It’s only Alfonso Cuaron’s eighth feature film, but the Oscar-winning director of “Gravity” says he wanted to make “Roma” for years.
“Roma” is already being hailed a masterpiece and a major awards player. Also, it is the only film this season to land at all three major film festivals (Telluride, Venice and Toronto). I was skeptical of a black-and-white movie with subtitles that garnered such overwhelming praise. In fact, “Roma” does live up to all the hype and will have a somewhat indescribable effect on the viewer. “Roma” (Amor, the Spanish word for “love,” spelled backwards) is the most personal film in Curaon’s filmography and is semi-autobiographical, though not told from his point of view.
Simply put, “Roma” is the most humbling cinematic experience of the year, and repeat viewings will offer context and artistic treasures for years to come.
Wash away the dog poo on the carport each morning, then help the four children get dressed, fed and off to school; only then does Cleo’s day of washing, cleaning and laundry begin. Not a family member by name, but Cleo (Yalitza Aparicio) and Adela (Nancy Garcia García) keep Dr. Antonio (Fernando Grediaga) and Señora Sofia’s (Maria de Tavira) household functioning.
“One for the tamales, two for the tacos,” the young women say, doing their evening exercises before bed. Outside of their household duties, both have their own lives. Cleo is dating Fermín (Jorge Antonio Guerrero), a cousin of Adela’s boyfriend. The children of the house adore Cleo, even more than their mother, who is dealing with her own personal issues. Cleo’s personal life takes an unexpected turn that will dramatically change her upcoming year.
“Roma” is Cuaron’s first Spanish language film since “Y Tu Mama Tambien” and, like he did with that classic, he takes his time to tell a story. We are allowed to soak in the details of every scene. So vivid and alive, you can smell the Fabuloso (or, in this case, Roma-brand powder soap) when she mops, and salivate at the chime of the street vendors and the tamales they bring. The details are what make Cuaron films so inviting and unforgettable. His script shows the parallel lives of two women of different classes dealing with similar struggles. “Roma” is gripping when you least expect, heartbreak creeps up without warning, and you may find yourself nostalgic for that place and time whether you are from Mexico or not. Cuaron is so thorough with character development, you will truly feel as if you know these people personally.
It is beyond all doubt that this family loves Cleo, they depend on her and they cry with her. Yet in a scene where Cleo needs medical attention, the grandmother (Verónica García) of the family is asked by medical staff about Cleo’s middle name, age, and date of birth, to which she sorrowfully replies “I don’t know.”

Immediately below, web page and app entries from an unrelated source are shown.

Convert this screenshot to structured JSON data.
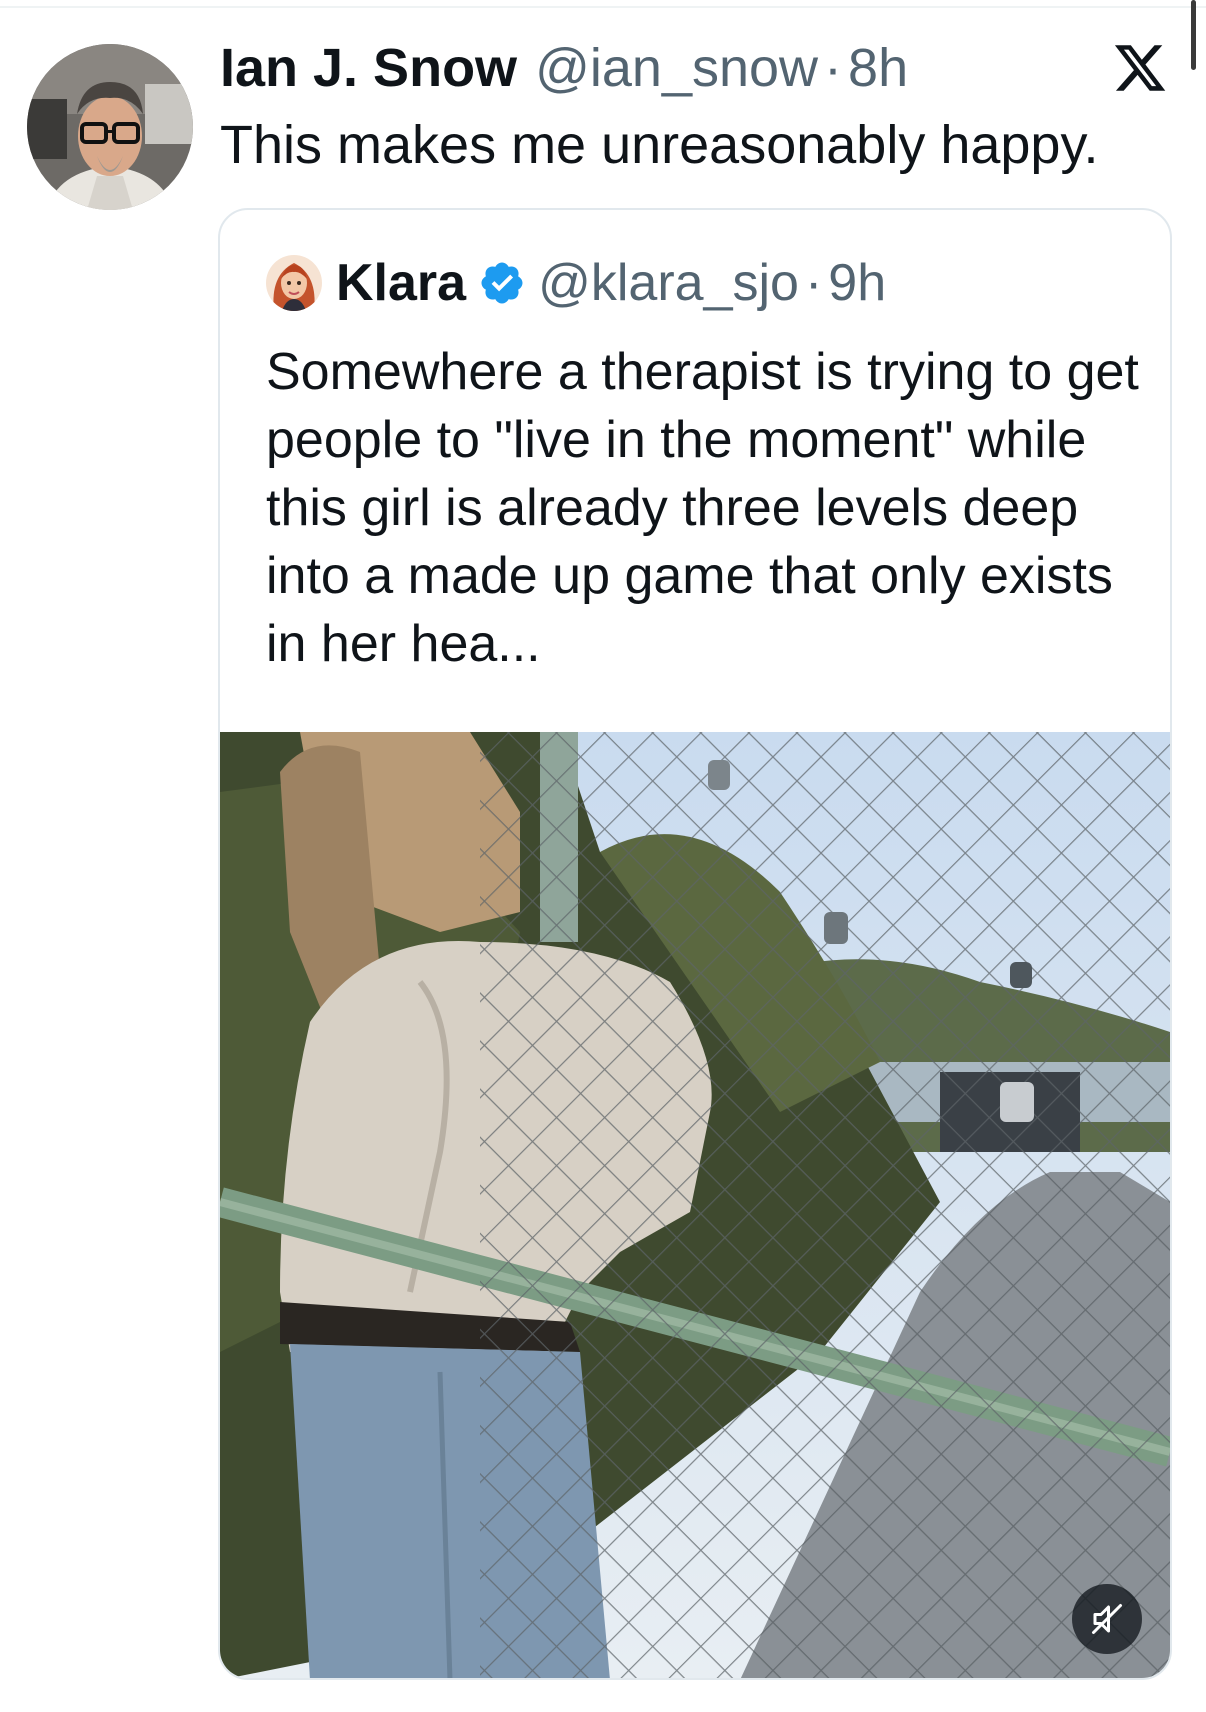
{
  "tweet": {
    "author_name": "Ian J. Snow",
    "author_handle": "@ian_snow",
    "separator": "·",
    "time": "8h",
    "text": "This makes me unreasonably happy."
  },
  "quoted_tweet": {
    "author_name": "Klara",
    "author_handle": "@klara_sjo",
    "separator": "·",
    "time": "9h",
    "verified": true,
    "text": "Somewhere a therapist is trying to get people to \"live in the moment\" while this girl is already three levels deep into a made up game that only exists in her hea..."
  },
  "media": {
    "type": "video",
    "muted": true
  },
  "icons": {
    "brand": "x-logo-icon",
    "verified": "verified-badge-icon",
    "sound": "speaker-muted-icon"
  },
  "colors": {
    "text_primary": "#0f1419",
    "text_secondary": "#536471",
    "verified_blue": "#1d9bf0",
    "card_border": "#e1e8ed"
  }
}
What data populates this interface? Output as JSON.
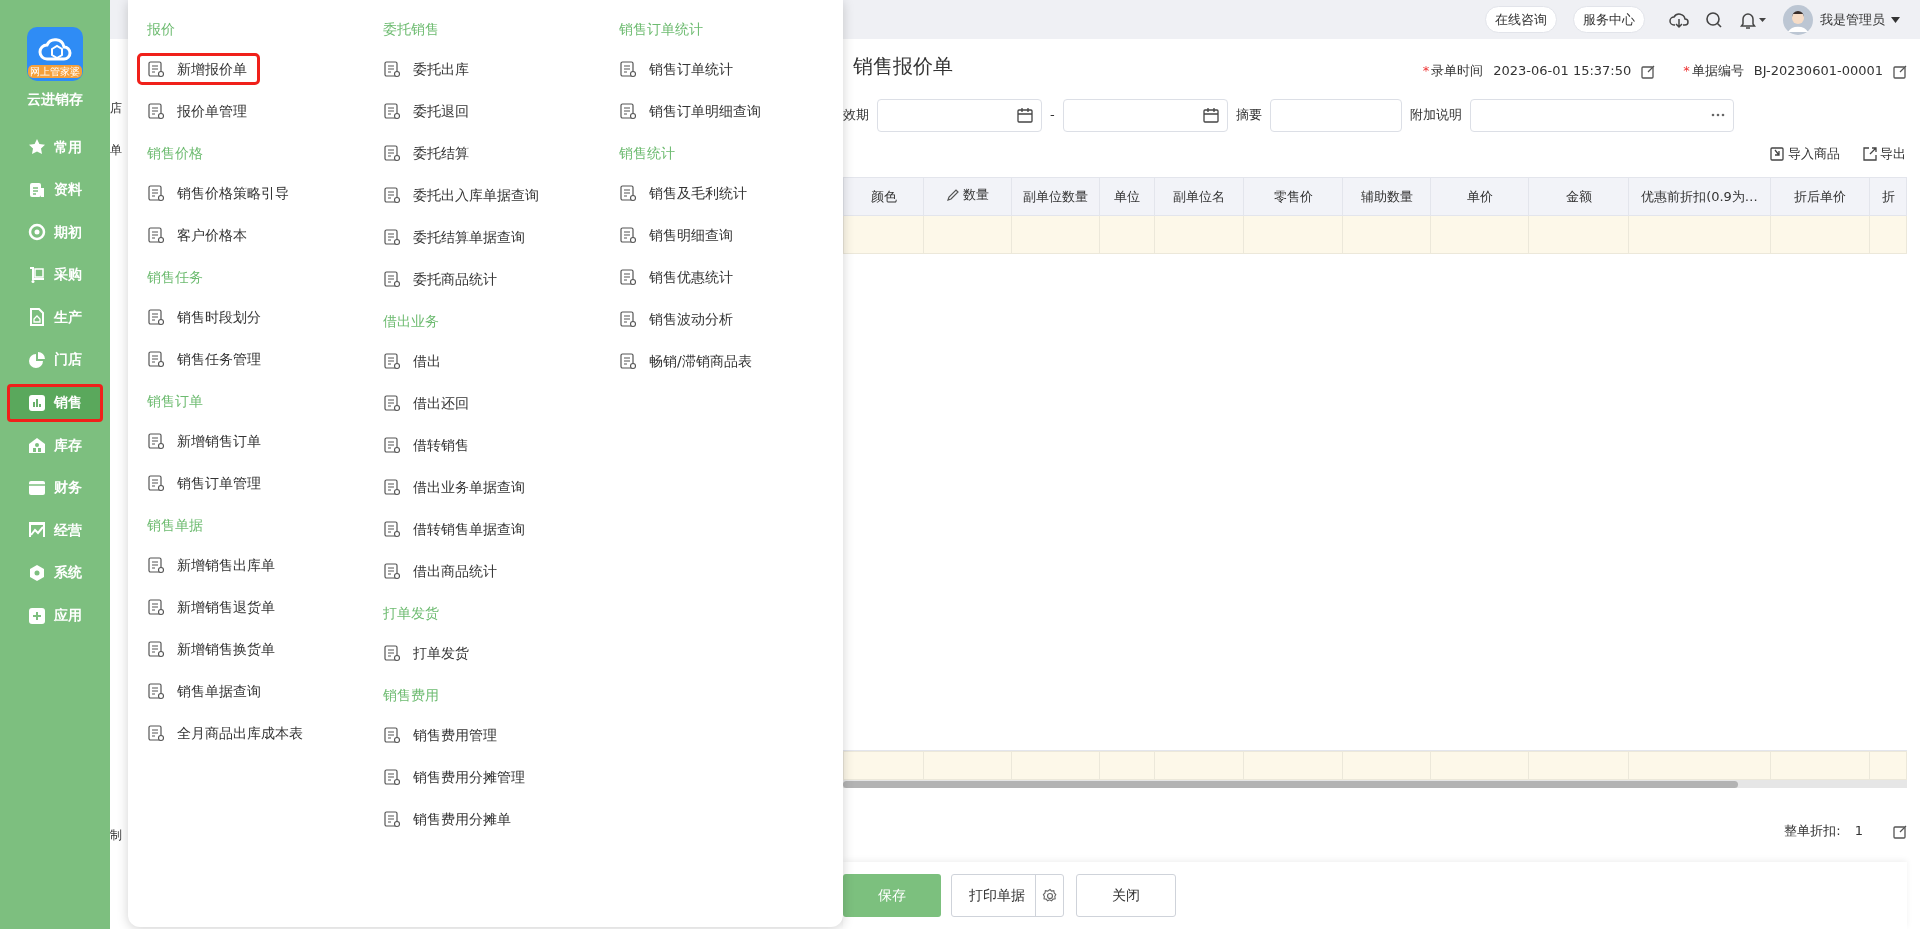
{
  "sidebar": {
    "logo_badge": "网上管家婆",
    "app_name": "云进销存",
    "items": [
      {
        "label": "常用",
        "selected": false,
        "highlighted": false
      },
      {
        "label": "资料",
        "selected": false,
        "highlighted": false
      },
      {
        "label": "期初",
        "selected": false,
        "highlighted": false
      },
      {
        "label": "采购",
        "selected": false,
        "highlighted": false
      },
      {
        "label": "生产",
        "selected": false,
        "highlighted": false
      },
      {
        "label": "门店",
        "selected": false,
        "highlighted": false
      },
      {
        "label": "销售",
        "selected": true,
        "highlighted": true
      },
      {
        "label": "库存",
        "selected": false,
        "highlighted": false
      },
      {
        "label": "财务",
        "selected": false,
        "highlighted": false
      },
      {
        "label": "经营",
        "selected": false,
        "highlighted": false
      },
      {
        "label": "系统",
        "selected": false,
        "highlighted": false
      },
      {
        "label": "应用",
        "selected": false,
        "highlighted": false
      }
    ]
  },
  "topbar": {
    "buttons": [
      "在线咨询",
      "服务中心"
    ],
    "user": "我是管理员"
  },
  "covered_labels": [
    "店",
    "单",
    "制"
  ],
  "menu": {
    "columns": [
      [
        {
          "title": "报价",
          "items": [
            {
              "label": "新增报价单",
              "highlighted": true
            },
            {
              "label": "报价单管理",
              "highlighted": false
            }
          ]
        },
        {
          "title": "销售价格",
          "items": [
            {
              "label": "销售价格策略引导",
              "highlighted": false
            },
            {
              "label": "客户价格本",
              "highlighted": false
            }
          ]
        },
        {
          "title": "销售任务",
          "items": [
            {
              "label": "销售时段划分",
              "highlighted": false
            },
            {
              "label": "销售任务管理",
              "highlighted": false
            }
          ]
        },
        {
          "title": "销售订单",
          "items": [
            {
              "label": "新增销售订单",
              "highlighted": false
            },
            {
              "label": "销售订单管理",
              "highlighted": false
            }
          ]
        },
        {
          "title": "销售单据",
          "items": [
            {
              "label": "新增销售出库单",
              "highlighted": false
            },
            {
              "label": "新增销售退货单",
              "highlighted": false
            },
            {
              "label": "新增销售换货单",
              "highlighted": false
            },
            {
              "label": "销售单据查询",
              "highlighted": false
            },
            {
              "label": "全月商品出库成本表",
              "highlighted": false
            }
          ]
        }
      ],
      [
        {
          "title": "委托销售",
          "items": [
            {
              "label": "委托出库",
              "highlighted": false
            },
            {
              "label": "委托退回",
              "highlighted": false
            },
            {
              "label": "委托结算",
              "highlighted": false
            },
            {
              "label": "委托出入库单据查询",
              "highlighted": false
            },
            {
              "label": "委托结算单据查询",
              "highlighted": false
            },
            {
              "label": "委托商品统计",
              "highlighted": false
            }
          ]
        },
        {
          "title": "借出业务",
          "items": [
            {
              "label": "借出",
              "highlighted": false
            },
            {
              "label": "借出还回",
              "highlighted": false
            },
            {
              "label": "借转销售",
              "highlighted": false
            },
            {
              "label": "借出业务单据查询",
              "highlighted": false
            },
            {
              "label": "借转销售单据查询",
              "highlighted": false
            },
            {
              "label": "借出商品统计",
              "highlighted": false
            }
          ]
        },
        {
          "title": "打单发货",
          "items": [
            {
              "label": "打单发货",
              "highlighted": false
            }
          ]
        },
        {
          "title": "销售费用",
          "items": [
            {
              "label": "销售费用管理",
              "highlighted": false
            },
            {
              "label": "销售费用分摊管理",
              "highlighted": false
            },
            {
              "label": "销售费用分摊单",
              "highlighted": false
            }
          ]
        }
      ],
      [
        {
          "title": "销售订单统计",
          "items": [
            {
              "label": "销售订单统计",
              "highlighted": false
            },
            {
              "label": "销售订单明细查询",
              "highlighted": false
            }
          ]
        },
        {
          "title": "销售统计",
          "items": [
            {
              "label": "销售及毛利统计",
              "highlighted": false
            },
            {
              "label": "销售明细查询",
              "highlighted": false
            },
            {
              "label": "销售优惠统计",
              "highlighted": false
            },
            {
              "label": "销售波动分析",
              "highlighted": false
            },
            {
              "label": "畅销/滞销商品表",
              "highlighted": false
            }
          ]
        }
      ]
    ]
  },
  "form": {
    "title": "销售报价单",
    "meta": [
      {
        "mark": "*",
        "label": "录单时间",
        "value": "2023-06-01 15:37:50"
      },
      {
        "mark": "*",
        "label": "单据编号",
        "value": "BJ-20230601-00001"
      }
    ],
    "validity_label": "效期",
    "separator": "-",
    "summary_label": "摘要",
    "note_label": "附加说明"
  },
  "toolbar": [
    {
      "label": "导入商品",
      "kind": "import"
    },
    {
      "label": "导出",
      "kind": "export"
    }
  ],
  "table": {
    "columns": [
      {
        "label": "颜色",
        "editable": false
      },
      {
        "label": "数量",
        "editable": true
      },
      {
        "label": "副单位数量",
        "editable": false
      },
      {
        "label": "单位",
        "editable": false
      },
      {
        "label": "副单位名",
        "editable": false
      },
      {
        "label": "零售价",
        "editable": false
      },
      {
        "label": "辅助数量",
        "editable": false
      },
      {
        "label": "单价",
        "editable": false
      },
      {
        "label": "金额",
        "editable": false
      },
      {
        "label": "优惠前折扣(0.9为…",
        "editable": false
      },
      {
        "label": "折后单价",
        "editable": false
      },
      {
        "label": "折",
        "editable": false
      }
    ]
  },
  "discount": {
    "label": "整单折扣:",
    "value": "1"
  },
  "actions": [
    {
      "label": "保存",
      "kind": "primary"
    },
    {
      "label": "打印单据",
      "kind": "split"
    },
    {
      "label": "关闭",
      "kind": "default"
    }
  ]
}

How we often take the most important people in our lives for granted is one of many important messages Cuaron gets across. Illustrative irony also plays an important part in how “Roma” is structured visually. In one scene where Cleo is desperately searching for Fermín, after traveling so far, wading through mud, we see a political demonstration behind her. In another scene, the children beg to go play on the beach during vacation, after Cleo has suffered the most devastating moment in her life, and she simply smiles and goes along.
Black-and-white cinematography has never looked so beautiful as it does here. The sound design is the viewer’s passage into Cuaron’s authentic world. Aparicio’s performance is both haunting and completely profound. It will be difficult to find another film in 2018 that matches the artistic integrity and quality of Roma. In select theaters November, on Netflix Dec 14.
Final Thought: Cuaron offers a beautiful cinematic masterpiece to the world that’s visually and emotionally breathtaking.